Provided information:
################
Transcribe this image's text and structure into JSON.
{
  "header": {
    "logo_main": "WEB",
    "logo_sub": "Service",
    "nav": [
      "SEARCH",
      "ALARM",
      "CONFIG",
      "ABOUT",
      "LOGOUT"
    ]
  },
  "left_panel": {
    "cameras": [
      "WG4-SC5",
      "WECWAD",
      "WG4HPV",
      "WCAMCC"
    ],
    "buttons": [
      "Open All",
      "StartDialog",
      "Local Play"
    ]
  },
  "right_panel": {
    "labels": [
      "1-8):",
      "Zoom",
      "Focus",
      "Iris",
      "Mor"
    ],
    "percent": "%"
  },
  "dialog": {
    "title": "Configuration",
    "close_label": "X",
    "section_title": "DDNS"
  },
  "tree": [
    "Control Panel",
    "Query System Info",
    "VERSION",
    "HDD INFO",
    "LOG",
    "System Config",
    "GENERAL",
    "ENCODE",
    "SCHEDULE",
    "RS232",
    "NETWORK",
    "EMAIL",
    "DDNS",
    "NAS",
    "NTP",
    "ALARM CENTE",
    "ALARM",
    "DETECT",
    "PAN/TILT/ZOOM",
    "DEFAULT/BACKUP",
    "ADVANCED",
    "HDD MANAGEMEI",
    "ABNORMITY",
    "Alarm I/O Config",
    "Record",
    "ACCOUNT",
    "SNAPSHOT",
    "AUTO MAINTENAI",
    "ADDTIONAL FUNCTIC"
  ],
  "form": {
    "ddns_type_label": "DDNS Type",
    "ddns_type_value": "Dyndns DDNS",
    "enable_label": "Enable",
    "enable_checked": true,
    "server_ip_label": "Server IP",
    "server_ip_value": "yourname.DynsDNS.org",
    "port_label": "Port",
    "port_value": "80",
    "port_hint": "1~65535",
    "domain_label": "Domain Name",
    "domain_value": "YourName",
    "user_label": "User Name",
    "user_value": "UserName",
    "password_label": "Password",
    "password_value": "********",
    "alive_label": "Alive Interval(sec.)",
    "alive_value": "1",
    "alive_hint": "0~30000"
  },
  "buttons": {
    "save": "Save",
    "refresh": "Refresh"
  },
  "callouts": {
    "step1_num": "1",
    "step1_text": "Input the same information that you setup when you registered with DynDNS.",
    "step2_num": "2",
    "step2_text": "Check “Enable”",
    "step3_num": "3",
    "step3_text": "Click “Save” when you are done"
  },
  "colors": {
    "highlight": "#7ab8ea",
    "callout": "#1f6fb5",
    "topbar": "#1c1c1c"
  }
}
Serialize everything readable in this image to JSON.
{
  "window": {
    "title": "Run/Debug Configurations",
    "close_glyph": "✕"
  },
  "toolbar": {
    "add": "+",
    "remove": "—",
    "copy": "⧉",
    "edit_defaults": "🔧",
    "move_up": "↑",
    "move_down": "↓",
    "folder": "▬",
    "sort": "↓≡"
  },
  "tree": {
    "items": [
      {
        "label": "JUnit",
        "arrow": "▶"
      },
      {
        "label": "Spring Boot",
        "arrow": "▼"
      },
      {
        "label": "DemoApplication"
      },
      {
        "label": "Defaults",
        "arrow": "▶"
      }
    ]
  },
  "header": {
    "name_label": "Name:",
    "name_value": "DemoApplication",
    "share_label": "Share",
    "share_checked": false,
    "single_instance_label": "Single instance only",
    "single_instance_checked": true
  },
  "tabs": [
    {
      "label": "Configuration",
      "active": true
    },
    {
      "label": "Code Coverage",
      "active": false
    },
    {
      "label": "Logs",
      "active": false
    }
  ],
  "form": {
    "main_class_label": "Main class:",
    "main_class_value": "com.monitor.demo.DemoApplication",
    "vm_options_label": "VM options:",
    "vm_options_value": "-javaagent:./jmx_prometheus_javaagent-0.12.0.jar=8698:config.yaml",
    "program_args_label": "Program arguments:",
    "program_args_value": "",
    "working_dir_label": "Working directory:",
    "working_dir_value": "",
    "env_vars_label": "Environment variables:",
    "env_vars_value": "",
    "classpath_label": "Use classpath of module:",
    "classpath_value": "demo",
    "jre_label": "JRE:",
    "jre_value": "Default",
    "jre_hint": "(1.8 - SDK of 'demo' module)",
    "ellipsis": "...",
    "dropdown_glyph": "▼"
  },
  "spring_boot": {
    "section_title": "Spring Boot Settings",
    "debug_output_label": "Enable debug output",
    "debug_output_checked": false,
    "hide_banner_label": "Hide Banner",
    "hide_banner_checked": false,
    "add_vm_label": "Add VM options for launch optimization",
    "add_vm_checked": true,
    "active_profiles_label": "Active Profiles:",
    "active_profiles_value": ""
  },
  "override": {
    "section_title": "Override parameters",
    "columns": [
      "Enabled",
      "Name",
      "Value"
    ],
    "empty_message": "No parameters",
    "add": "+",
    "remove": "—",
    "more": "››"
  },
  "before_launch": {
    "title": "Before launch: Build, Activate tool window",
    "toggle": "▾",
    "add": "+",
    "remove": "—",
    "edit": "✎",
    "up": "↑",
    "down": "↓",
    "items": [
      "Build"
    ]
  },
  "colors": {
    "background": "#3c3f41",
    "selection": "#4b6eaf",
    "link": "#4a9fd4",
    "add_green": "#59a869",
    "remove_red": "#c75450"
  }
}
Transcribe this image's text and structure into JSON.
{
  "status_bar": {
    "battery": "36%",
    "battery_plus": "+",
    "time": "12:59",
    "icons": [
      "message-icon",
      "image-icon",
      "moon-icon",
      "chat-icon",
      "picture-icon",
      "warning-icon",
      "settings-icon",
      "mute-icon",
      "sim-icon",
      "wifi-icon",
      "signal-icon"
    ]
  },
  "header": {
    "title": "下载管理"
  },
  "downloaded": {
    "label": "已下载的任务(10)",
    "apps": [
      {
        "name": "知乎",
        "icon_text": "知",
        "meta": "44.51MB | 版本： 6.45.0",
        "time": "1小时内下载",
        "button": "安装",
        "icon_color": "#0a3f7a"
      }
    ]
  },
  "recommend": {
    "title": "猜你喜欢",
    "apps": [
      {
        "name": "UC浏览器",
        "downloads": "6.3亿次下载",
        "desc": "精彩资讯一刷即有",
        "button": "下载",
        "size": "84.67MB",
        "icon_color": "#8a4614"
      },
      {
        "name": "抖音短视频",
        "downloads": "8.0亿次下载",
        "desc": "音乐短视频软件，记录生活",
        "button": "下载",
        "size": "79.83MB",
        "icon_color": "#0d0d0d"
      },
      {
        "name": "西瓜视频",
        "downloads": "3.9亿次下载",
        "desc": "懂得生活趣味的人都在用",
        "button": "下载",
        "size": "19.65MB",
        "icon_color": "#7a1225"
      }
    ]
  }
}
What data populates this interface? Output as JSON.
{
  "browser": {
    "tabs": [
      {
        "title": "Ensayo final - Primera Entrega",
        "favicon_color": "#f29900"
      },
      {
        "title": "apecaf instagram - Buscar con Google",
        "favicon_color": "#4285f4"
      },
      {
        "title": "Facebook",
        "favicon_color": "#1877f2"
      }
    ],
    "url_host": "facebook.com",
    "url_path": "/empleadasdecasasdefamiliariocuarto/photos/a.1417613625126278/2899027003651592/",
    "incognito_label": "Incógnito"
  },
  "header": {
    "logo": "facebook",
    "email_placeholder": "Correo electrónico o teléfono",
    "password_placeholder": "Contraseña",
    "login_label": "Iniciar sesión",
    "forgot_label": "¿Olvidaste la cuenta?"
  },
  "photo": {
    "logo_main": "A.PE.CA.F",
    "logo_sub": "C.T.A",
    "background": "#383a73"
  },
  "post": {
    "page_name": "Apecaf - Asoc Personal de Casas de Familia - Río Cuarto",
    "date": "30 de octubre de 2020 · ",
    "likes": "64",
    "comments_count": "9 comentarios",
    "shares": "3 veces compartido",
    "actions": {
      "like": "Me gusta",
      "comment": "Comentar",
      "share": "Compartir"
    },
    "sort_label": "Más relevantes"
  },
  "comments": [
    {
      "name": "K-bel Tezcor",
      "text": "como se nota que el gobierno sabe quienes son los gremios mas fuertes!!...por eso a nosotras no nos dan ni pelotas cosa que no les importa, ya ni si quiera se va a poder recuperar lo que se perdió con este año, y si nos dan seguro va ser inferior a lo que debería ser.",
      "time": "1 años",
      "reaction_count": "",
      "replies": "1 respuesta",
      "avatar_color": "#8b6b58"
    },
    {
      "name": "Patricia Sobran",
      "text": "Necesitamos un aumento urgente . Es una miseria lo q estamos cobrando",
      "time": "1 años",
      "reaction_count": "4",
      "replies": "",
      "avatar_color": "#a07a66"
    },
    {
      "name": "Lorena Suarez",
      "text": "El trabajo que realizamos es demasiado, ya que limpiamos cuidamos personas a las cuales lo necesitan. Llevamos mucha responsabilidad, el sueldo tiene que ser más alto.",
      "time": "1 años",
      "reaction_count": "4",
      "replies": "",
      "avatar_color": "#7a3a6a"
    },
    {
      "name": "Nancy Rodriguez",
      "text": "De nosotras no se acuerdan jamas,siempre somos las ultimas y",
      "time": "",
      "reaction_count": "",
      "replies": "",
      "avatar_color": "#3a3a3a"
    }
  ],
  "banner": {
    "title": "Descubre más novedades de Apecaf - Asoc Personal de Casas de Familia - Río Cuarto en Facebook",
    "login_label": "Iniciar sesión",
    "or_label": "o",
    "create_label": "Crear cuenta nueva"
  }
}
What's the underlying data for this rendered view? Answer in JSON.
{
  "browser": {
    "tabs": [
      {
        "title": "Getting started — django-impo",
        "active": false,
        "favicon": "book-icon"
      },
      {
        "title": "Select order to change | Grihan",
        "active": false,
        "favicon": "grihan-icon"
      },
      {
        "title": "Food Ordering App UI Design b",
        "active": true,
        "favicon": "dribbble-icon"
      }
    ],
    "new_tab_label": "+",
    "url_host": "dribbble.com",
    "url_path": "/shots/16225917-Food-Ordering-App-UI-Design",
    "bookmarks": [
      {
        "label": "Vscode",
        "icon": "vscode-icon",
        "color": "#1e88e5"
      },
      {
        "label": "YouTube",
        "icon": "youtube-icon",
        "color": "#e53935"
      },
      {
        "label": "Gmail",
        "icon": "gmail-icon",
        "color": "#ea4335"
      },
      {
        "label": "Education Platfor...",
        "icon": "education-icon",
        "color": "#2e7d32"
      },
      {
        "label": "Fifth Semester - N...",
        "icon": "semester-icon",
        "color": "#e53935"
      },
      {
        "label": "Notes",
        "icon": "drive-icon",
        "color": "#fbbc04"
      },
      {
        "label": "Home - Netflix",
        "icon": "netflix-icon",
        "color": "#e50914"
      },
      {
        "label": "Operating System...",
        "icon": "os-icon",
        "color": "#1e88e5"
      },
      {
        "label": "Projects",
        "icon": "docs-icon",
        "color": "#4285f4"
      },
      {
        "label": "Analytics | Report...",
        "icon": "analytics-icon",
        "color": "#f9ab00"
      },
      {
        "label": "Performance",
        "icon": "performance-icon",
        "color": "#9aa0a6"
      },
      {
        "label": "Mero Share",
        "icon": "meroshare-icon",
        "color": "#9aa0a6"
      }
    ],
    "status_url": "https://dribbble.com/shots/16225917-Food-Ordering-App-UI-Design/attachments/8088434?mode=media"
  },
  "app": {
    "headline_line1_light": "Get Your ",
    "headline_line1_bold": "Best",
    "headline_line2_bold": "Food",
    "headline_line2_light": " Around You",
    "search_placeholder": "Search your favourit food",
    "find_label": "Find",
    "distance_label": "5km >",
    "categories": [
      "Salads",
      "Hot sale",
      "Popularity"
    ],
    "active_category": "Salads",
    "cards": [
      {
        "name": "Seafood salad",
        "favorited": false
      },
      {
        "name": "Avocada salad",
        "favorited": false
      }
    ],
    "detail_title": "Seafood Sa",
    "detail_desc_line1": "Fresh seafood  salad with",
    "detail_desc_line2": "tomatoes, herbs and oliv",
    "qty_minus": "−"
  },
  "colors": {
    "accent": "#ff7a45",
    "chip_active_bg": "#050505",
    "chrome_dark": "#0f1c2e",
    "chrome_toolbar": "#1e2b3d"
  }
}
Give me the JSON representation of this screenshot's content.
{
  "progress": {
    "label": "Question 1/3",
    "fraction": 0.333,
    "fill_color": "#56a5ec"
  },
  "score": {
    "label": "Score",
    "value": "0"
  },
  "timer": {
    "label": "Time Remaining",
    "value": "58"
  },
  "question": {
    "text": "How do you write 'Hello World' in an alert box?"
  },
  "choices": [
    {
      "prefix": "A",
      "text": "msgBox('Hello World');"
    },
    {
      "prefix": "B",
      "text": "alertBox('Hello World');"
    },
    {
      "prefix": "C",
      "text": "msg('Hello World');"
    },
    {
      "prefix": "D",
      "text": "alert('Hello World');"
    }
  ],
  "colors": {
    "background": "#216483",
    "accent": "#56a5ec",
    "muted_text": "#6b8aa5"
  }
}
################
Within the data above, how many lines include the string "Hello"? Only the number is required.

Solution to this problem: 5